__RECORDS FOR THE TASK__:
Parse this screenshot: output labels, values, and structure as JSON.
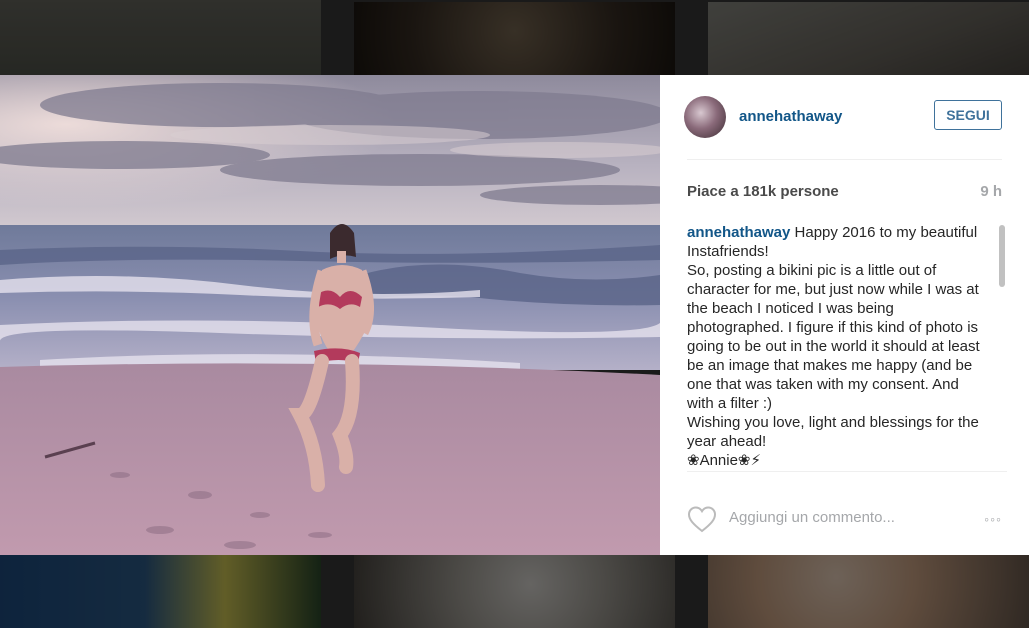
{
  "post": {
    "username": "annehathaway",
    "follow_label": "SEGUI",
    "likes_text": "Piace a 181k persone",
    "time_ago": "9 h",
    "caption": {
      "author": "annehathaway",
      "lines": [
        " Happy 2016 to my beautiful Instafriends!",
        "So, posting a bikini pic is a little out of character for me, but just now while I was at the beach I noticed I was being photographed. I figure if this kind of photo is going to be out in the world it should at least be an image that makes me happy (and be one that was taken with my consent. And with a filter :)",
        "Wishing you love, light and blessings for the year ahead!",
        "❀Annie❀⚡"
      ]
    },
    "comment_placeholder": "Aggiungi un commento...",
    "more_label": "◦◦◦"
  },
  "icons": {
    "like": "heart-icon",
    "more": "more-options-icon"
  },
  "colors": {
    "username": "#125688",
    "follow_border": "#3f729b",
    "meta_grey": "#a5a7aa"
  }
}
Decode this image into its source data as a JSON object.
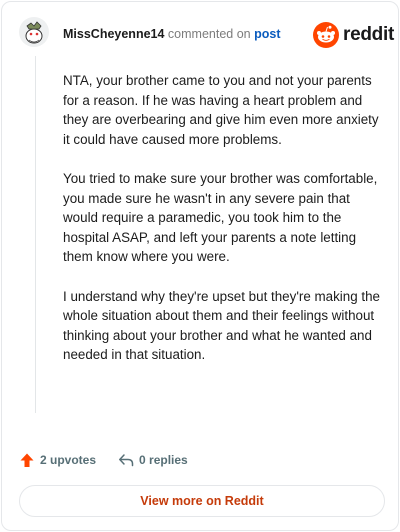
{
  "header": {
    "username": "MissCheyenne14",
    "action_text": "commented on",
    "link_text": "post",
    "brand": "reddit"
  },
  "comment": {
    "paragraphs": [
      "NTA, your brother came to you and not your parents for a reason. If he was having a heart problem and they are overbearing and give him even more anxiety it could have caused more problems.",
      "You tried to make sure your brother was comfortable, you made sure he wasn't in any severe pain that would require a paramedic, you took him to the hospital ASAP, and left your parents a note letting them know where you were.",
      "I understand why they're upset but they're making the whole situation about them and their feelings without thinking about your brother and what he wanted and needed in that situation."
    ]
  },
  "actions": {
    "upvotes": "2 upvotes",
    "replies": "0 replies"
  },
  "footer": {
    "view_more_label": "View more on Reddit"
  },
  "colors": {
    "reddit_orange": "#ff4500",
    "link_blue": "#0b5cbe",
    "view_more_text": "#c53b0a",
    "muted": "#576f76"
  },
  "icons": {
    "avatar": "snoo-avatar-icon",
    "logo": "reddit-snoo-icon",
    "upvote": "upvote-arrow-icon",
    "reply": "reply-arrow-icon"
  }
}
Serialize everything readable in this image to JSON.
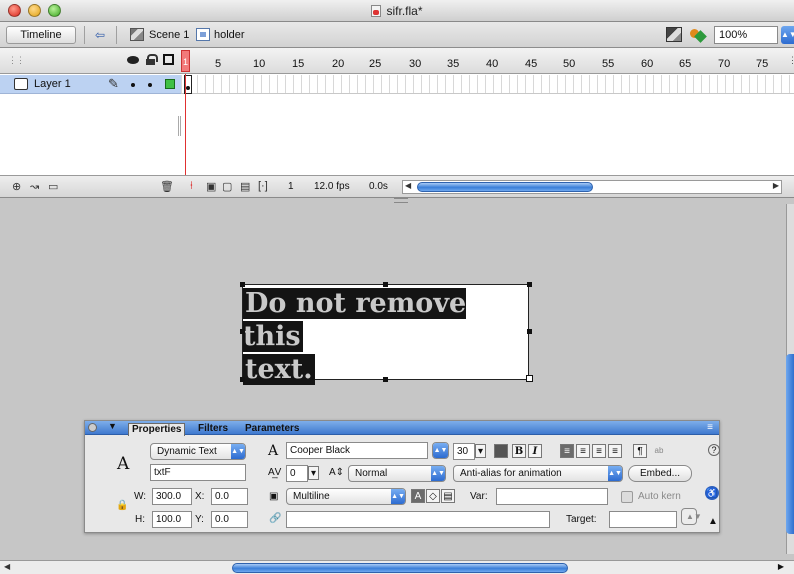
{
  "window": {
    "title": "sifr.fla*"
  },
  "nav": {
    "timeline_label": "Timeline",
    "breadcrumbs": [
      {
        "label": "Scene 1"
      },
      {
        "label": "holder"
      }
    ],
    "zoom": "100%"
  },
  "timeline": {
    "frame_numbers": [
      "1",
      "5",
      "10",
      "15",
      "20",
      "25",
      "30",
      "35",
      "40",
      "45",
      "50",
      "55",
      "60",
      "65",
      "70",
      "75"
    ],
    "layers": [
      {
        "name": "Layer 1"
      }
    ],
    "current_frame": "1",
    "frame_rate": "12.0 fps",
    "elapsed_time": "0.0s"
  },
  "stage": {
    "text_line1": "Do not remove this",
    "text_line2": "text."
  },
  "properties": {
    "tabs": [
      "Properties",
      "Filters",
      "Parameters"
    ],
    "text_type": "Dynamic Text",
    "instance_name": "txtF",
    "width_label": "W:",
    "width": "300.0",
    "height_label": "H:",
    "height": "100.0",
    "x_label": "X:",
    "x": "0.0",
    "y_label": "Y:",
    "y": "0.0",
    "font": "Cooper Black",
    "font_size": "30",
    "letter_spacing": "0",
    "char_position": "Normal",
    "anti_alias": "Anti-alias for animation",
    "embed_label": "Embed...",
    "line_type": "Multiline",
    "var_label": "Var:",
    "auto_kern_label": "Auto kern",
    "target_label": "Target:",
    "bold": "B",
    "italic": "I"
  },
  "colors": {
    "selection_bg": "#141414",
    "selected_text": "#c9c9c9",
    "layer_highlight": "#bcd2f2",
    "accent_blue": "#3b7fd8",
    "layer_color": "#3ec043",
    "playhead": "#e03030"
  }
}
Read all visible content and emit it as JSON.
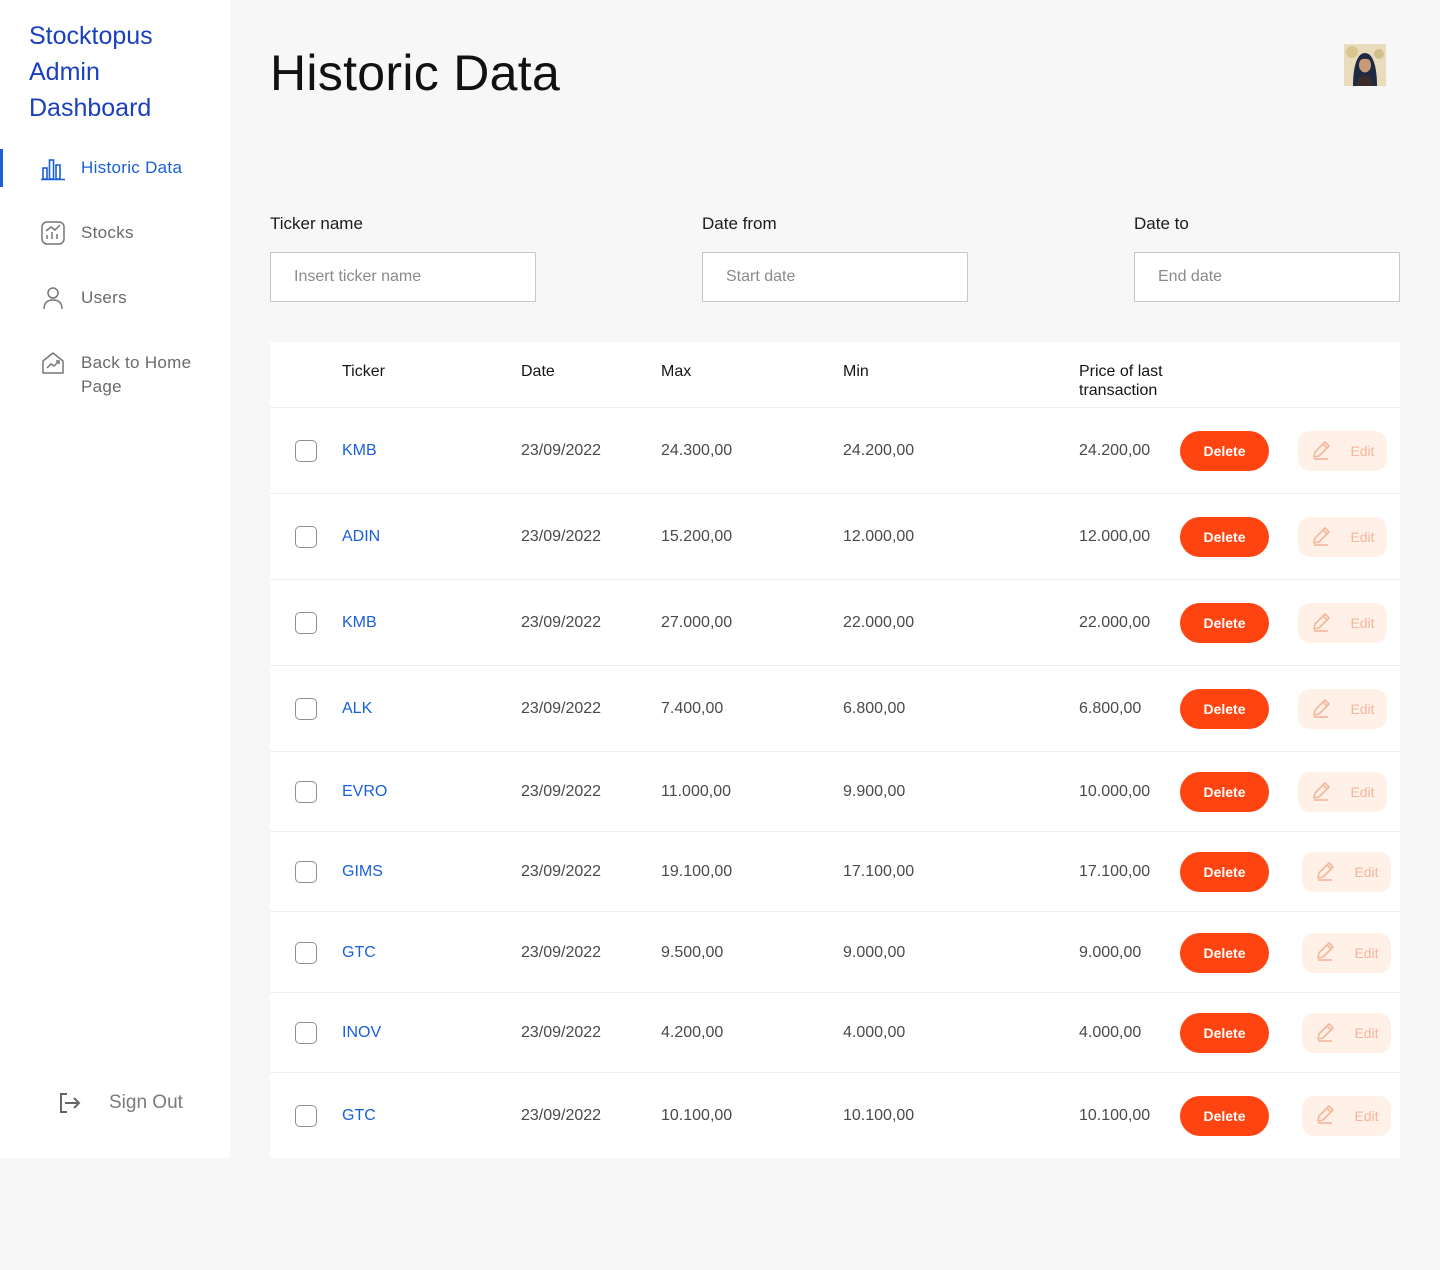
{
  "sidebar": {
    "brand": "Stocktopus Admin Dashboard",
    "items": [
      {
        "label": "Historic Data",
        "icon": "bar-chart-icon",
        "active": true
      },
      {
        "label": "Stocks",
        "icon": "stock-chart-icon",
        "active": false
      },
      {
        "label": "Users",
        "icon": "user-icon",
        "active": false
      },
      {
        "label": "Back to Home Page",
        "icon": "home-trend-icon",
        "active": false
      }
    ],
    "sign_out": "Sign Out"
  },
  "header": {
    "title": "Historic Data"
  },
  "filters": [
    {
      "label": "Ticker name",
      "placeholder": "Insert ticker name"
    },
    {
      "label": "Date from",
      "placeholder": "Start date"
    },
    {
      "label": "Date to",
      "placeholder": "End date"
    }
  ],
  "table": {
    "headers": [
      "Ticker",
      "Date",
      "Max",
      "Min",
      "Price of last transaction"
    ],
    "delete_label": "Delete",
    "edit_label": "Edit",
    "rows": [
      {
        "ticker": "KMB",
        "date": "23/09/2022",
        "max": "24.300,00",
        "min": "24.200,00",
        "last": "24.200,00"
      },
      {
        "ticker": "ADIN",
        "date": "23/09/2022",
        "max": "15.200,00",
        "min": "12.000,00",
        "last": "12.000,00"
      },
      {
        "ticker": "KMB",
        "date": "23/09/2022",
        "max": "27.000,00",
        "min": "22.000,00",
        "last": "22.000,00"
      },
      {
        "ticker": "ALK",
        "date": "23/09/2022",
        "max": "7.400,00",
        "min": "6.800,00",
        "last": "6.800,00"
      },
      {
        "ticker": "EVRO",
        "date": "23/09/2022",
        "max": "11.000,00",
        "min": "9.900,00",
        "last": "10.000,00"
      },
      {
        "ticker": "GIMS",
        "date": "23/09/2022",
        "max": "19.100,00",
        "min": "17.100,00",
        "last": "17.100,00"
      },
      {
        "ticker": "GTC",
        "date": "23/09/2022",
        "max": "9.500,00",
        "min": "9.000,00",
        "last": "9.000,00"
      },
      {
        "ticker": "INOV",
        "date": "23/09/2022",
        "max": "4.200,00",
        "min": "4.000,00",
        "last": "4.000,00"
      },
      {
        "ticker": "GTC",
        "date": "23/09/2022",
        "max": "10.100,00",
        "min": "10.100,00",
        "last": "10.100,00"
      }
    ]
  },
  "colors": {
    "accent": "#1a5fd8",
    "brand": "#1a3fbf",
    "delete": "#fe4410",
    "edit_bg": "#fff1e8",
    "edit_fg": "#f7b59a"
  }
}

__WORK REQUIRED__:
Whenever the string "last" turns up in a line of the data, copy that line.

__RESULT OF THE EXERCISE__:
      "Price of last transaction"
        "last": "24.200,00"
        "last": "12.000,00"
        "last": "22.000,00"
        "last": "6.800,00"
        "last": "10.000,00"
        "last": "17.100,00"
        "last": "9.000,00"
        "last": "4.000,00"
        "last": "10.100,00"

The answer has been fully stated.